153 views

Isn't ずらっと並んでいる redundant?

I have this sentence in a practise JLPT question: サッカー選手{せんしゅ}がずらっと並{なら}んでいる。 According to the dictionary I referenced, ずらっと means to "be in a line", and 並{なら}ぶ means "to line up", so wouldn't ...
3
votes
0answers
129 views

水疱 vs 火脹れ vs 水脹れ vs 肉刺

While hitchhiking from Tokyo to Sapporo in the past couple of days I devloped a few blisters on the soles of my feet. I like to learn my vocabulary based on my experience so looked up "blister" but ...
9
votes
3answers
515 views

What is the correct Japanese translation for “pull down to refresh” in an app context?

I am currently studying Japanese, and one of my approaches for studying is by translating applications (since I also make apps for a living). How do I correctly translate "pull down to refresh"? ...
4
votes
1answer
166 views

なんどもあります OR たくさんあります?

If someone asks, てんぷらをたべたことがありますか? I read that you can answer with なんどもあります. However, I thought it would be たくさんあります. They both mean, "I've done it many times." Right?
4
votes
1answer
1k views

“I went for a run” - how to say this in Japanese?

I'm an amateur runner and I'm struggling a bit with Japanese vocabulary on the topic of running. The phrase that gives me special trouble is "go for a run". I'm not sure how to convey the meaning of ...
5
votes
2answers
500 views

Which verb for “get off” / “leave” the Shuto Expressway?

I'm not sure which way to say something like exit/leave/depart/get off/escape is most appropriate when the thing I want to get off is the system of expressways in Tokyo called the Shuto 首都高. I'm not ...
7
votes
2answers
572 views

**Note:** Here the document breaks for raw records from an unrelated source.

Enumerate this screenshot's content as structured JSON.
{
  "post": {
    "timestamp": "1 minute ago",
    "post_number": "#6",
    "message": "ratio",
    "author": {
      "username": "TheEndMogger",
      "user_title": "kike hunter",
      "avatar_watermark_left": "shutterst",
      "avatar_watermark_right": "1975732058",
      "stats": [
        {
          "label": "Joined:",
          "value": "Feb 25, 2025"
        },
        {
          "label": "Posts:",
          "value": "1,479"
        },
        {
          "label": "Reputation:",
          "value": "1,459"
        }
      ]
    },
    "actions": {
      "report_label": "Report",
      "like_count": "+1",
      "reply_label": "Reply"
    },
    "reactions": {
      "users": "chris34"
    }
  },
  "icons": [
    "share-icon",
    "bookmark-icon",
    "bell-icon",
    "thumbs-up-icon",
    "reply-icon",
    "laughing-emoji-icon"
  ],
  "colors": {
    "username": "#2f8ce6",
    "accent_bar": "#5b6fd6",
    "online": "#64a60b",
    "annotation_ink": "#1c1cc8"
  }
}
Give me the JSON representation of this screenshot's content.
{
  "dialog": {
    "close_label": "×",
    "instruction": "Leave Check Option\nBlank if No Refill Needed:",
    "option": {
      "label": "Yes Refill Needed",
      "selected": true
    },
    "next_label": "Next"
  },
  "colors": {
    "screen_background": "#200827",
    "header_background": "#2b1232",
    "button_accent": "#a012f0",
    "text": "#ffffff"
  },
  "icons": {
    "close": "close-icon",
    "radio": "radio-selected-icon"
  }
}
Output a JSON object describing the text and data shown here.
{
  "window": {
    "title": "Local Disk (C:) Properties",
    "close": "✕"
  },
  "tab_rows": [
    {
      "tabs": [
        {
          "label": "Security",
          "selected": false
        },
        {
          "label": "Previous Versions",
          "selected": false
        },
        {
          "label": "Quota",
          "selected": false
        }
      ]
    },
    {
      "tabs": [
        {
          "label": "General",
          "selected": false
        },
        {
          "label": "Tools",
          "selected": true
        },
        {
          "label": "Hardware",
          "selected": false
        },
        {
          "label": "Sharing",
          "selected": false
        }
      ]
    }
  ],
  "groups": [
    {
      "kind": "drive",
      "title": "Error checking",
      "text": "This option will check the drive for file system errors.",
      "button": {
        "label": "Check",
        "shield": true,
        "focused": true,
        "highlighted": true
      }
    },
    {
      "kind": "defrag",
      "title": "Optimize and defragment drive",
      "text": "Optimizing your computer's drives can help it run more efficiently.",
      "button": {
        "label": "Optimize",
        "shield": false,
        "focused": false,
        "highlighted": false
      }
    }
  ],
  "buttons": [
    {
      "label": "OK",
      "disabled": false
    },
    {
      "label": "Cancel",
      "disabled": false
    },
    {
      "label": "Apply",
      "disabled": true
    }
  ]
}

Choosing the right prefix of the ko-so-a-do series

When talking to native speakers, I find that I'm often corrected for picking the wrong prefix when using words from the ko-so-a-do series (as in これ、そちら、あそこ、どんな、etc). My confusion mainly involves ...